Book Review Web Site
Home | LS5603 Children's and YA Literature | LS6643 Nonfiction for Children and YA
Black Potatoes

Bartoletti, Susan Campbell. 2001. Black potatoes: The story of the Great Irish Famine, 1845-1850. Boston: Houghton Mifflin Company. ISBN: 0618002715.

Using a direct and serious tone, Bartoletti begins this book without preamble by stating "In 1845, a disaster struck Ireland." (Bartoletti, p.1) In the words of this short opening paragraph, she condenses the story of the famine into just a few sentences. Then, chapter by chapter, Bartoletti tells the story of the Irish Famine detail by detail.

Bartoletti writes in a straightforward and meticulous style that covers the famine from all of its different aspects. She is able to weave in personal stories, but also cover broad issues such as the economic, religious, and political angles. The author keeps her story moving by interspersing historical explanations throughout the story of the famine. For example, after beginning the first chapter by telling of the start of the famine and the cruel actions of British landlords, Baroletti then tells the history of the contention between England and Ireland. (Bartoletti, p.11) Although explanations such as these are included, the book moves chronologically through the famine years and keeps readers aware of the passage of time through frequent mentions of relevant dates.

A major strength of this text is the author's extensive and well-rounded research. Henderson commented on this in her review for Book Report by stating, "She skillfully weaves her tale, using newspapers, journals, letters and other original sources to engage readers." These sources are cited throughout the book and strengthen the credibility of the many details of the story. A "Bibliography and Sources" section is included at the conclusion of the text. This six page addition is written in first person and paragraph form, and it is organized into different topics. It also includes a paragraph that offers tips to "readers interested in helping people who suffer from hunger, poverty, and inadequate healthcare." (Bartoletti, p.180) A detailed yet concise timline is also included and helps readers to put all of the information into perspective. An index and map are also provided.

This entire book is printed in black ink on a heavyweight cream paper, which seems to echo the title of Black Potatoes. Included throughout the book are sketches originally published in newspapers contemporary to the times. These sketches done by artists who were witness to the famine give great visual insight into Bartoletti's words. Captions further explain the sketches and also cite the source for each. The book is divided into ten chapters along with an introduction and conclusion. Each chapter is titled using an exerpt from the text of that chapter, and also begins with a relevant saying or song from Irish lore. The chapters are further divided by subheadings that dilineate different topics. The main text is typed in a small serif font.

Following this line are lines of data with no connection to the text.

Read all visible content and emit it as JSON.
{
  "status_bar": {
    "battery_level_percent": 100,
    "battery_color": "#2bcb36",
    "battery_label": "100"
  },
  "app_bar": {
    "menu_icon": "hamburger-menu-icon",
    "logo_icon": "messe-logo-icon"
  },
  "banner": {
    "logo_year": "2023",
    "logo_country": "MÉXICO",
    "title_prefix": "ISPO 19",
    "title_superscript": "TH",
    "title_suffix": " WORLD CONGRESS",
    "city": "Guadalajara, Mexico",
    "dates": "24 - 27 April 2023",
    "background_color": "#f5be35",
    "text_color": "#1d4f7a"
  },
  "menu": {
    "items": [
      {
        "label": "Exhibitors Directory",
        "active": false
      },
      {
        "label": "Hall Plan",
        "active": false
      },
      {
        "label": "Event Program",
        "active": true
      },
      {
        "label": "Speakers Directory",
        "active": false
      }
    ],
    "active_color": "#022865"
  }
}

Henderson, Elizabeth. 2002. Black potatoes (book). Book Report 20(5). In EBSCOHost (database online). Available from  Accessed 22 March 2005..

Back to Module 4: Access Features in Nonfiction

All Materials for this Site created by:
Holly S.
Graduate Student at Texas Woman's University